|Reviewed by James Larson
The Right Thing
By James Richard Larson
Paperback, ©2007, iUniverse
Review ©2007 Sabrina Williams for Armchair Interviews
Elsbeth Malone was an aspiring author. She wanted desperately to be published. With each agency's rejection letter, she became more despondent. Her husband Johnny stood by her through it all, knowing in his heart that she had talent and it was only a matter of time before someone else realized that.
When Elsbeth committed suicide, Johnny blamed himself. How could he not have seen how deeply depressed she had become? Only Johnny had no idea the degree to which Elsbeth's desperation had progressed. The note she left said that she had done something terrible that she couldn't stop. He knew that Elsbeth had been dabbling in magic, but all of that dark magic stuff is make-believe, right? Then again, Elsbeth's best friend, Mary, did claim to have seen a dark, cloaked figure outside the day she found Elsbeth's body. That is, she saw him right before she lost her mind for a period of time and was found wandering aimlessly down the rural streets. The police could find no evidence the man actually existed.
Two years have passed and Johnny is still trying to fill the void Elsbeth left in his life. Unbeknownst to him, something peculiar has been plaguing the literary world. It seems agents are committing horrific suicides left and right, all shortly after a visit from a dark, cloaked man identifying himself as William Bagnold from Two Ravens Publishing out of London. Problem is, Two Ravens Publishing hasn't existed since 1944. And Bagnold claims he is representing a client by the name of Elsbeth Malone.

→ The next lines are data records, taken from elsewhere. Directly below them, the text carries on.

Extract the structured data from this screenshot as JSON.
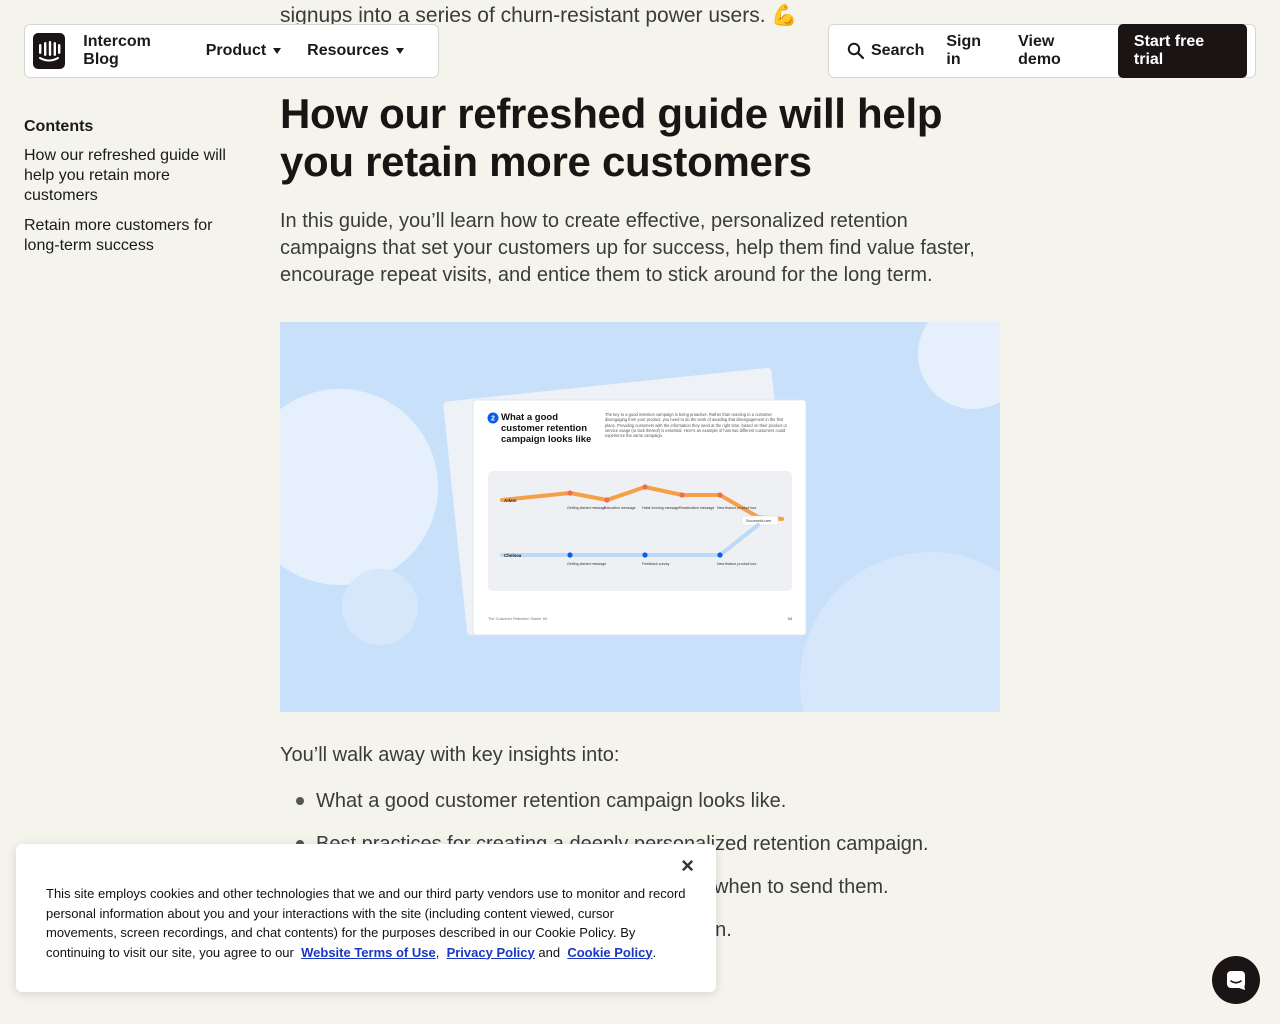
{
  "top_text": "signups into a series of churn-resistant power users. 💪",
  "nav": {
    "brand": "Intercom Blog",
    "product": "Product",
    "resources": "Resources",
    "search": "Search",
    "sign_in": "Sign in",
    "view_demo": "View demo",
    "cta": "Start free trial"
  },
  "toc": {
    "title": "Contents",
    "items": [
      "How our refreshed guide will help you retain more customers",
      "Retain more customers for long-term success"
    ]
  },
  "article": {
    "heading": "How our refreshed guide will help you retain more customers",
    "lead": "In this guide, you’ll learn how to create effective, personalized retention campaigns that set your customers up for success, help them find value faster, encourage repeat visits, and entice them to stick around for the long term.",
    "insights_intro": "You’ll walk away with key insights into:",
    "bullets": [
      "What a good customer retention campaign looks like.",
      "Best practices for creating a deeply personalized retention campaign.",
      "",
      ""
    ],
    "bullet3_tail": "l when to send them.",
    "bullet4_tail": "gn."
  },
  "hero": {
    "step": "2",
    "card_title": "What a good customer retention campaign looks like",
    "card_body": "The key to a good retention campaign is being proactive. Rather than reacting to a customer disengaging from your product, you need to do the work of avoiding that disengagement in the first place. Providing customers with the information they need at the right time, based on their product or service usage (or lack thereof) is essential. Here's an example of how two different customers could experience the same campaign.",
    "persona_a": "Adam",
    "persona_b": "Chelsea",
    "successful_user": "Successful user",
    "footer_left": "The Customer Retention Starter Kit",
    "footer_right": "04",
    "adam_steps": [
      "Getting started message",
      "Education message",
      "Habit-forming message",
      "Reactivation message",
      "New feature product tour"
    ],
    "chelsea_steps": [
      "Getting started message",
      "Feedback survey",
      "New feature product tour"
    ],
    "colors": {
      "orange": "#f5a048",
      "blue": "#0b5ce8",
      "light_blue": "#bcd9f7"
    }
  },
  "cookie": {
    "text": "This site employs cookies and other technologies that we and our third party vendors use to monitor and record personal information about you and your interactions with the site (including content viewed, cursor movements, screen recordings, and chat contents) for the purposes described in our Cookie Policy. By continuing to visit our site, you agree to our",
    "terms": "Website Terms of Use",
    "privacy": "Privacy Policy",
    "and": "and",
    "cookie_policy": "Cookie Policy",
    "close": "×"
  }
}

The Right Thing by James Richard Larson is an absolutely thrilling novel. It is refreshing to find an author with such literary adeptness in the horror genre. Larson’s style could be compared to that of Stephen King, without the quirkiness. The story lacks any degree of predictability, keeping the reader on the edge of their seat from the first until the very last page.

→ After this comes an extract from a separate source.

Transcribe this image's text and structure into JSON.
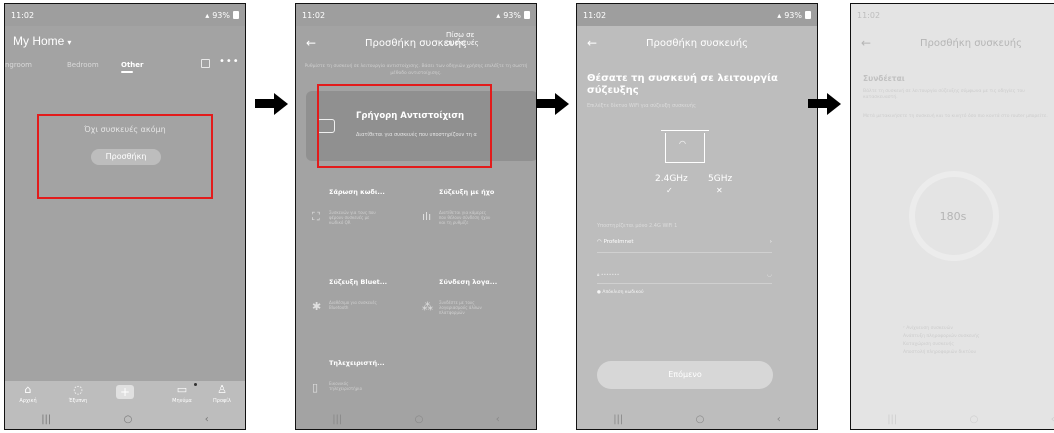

*I am astounded this novel came from a vanity press. I became glued to it from page one, I would think publishers would be scrambling for it. Although I'm wondering if the terrible things that keep happening to agents in the novel has anything to do with it, LOL?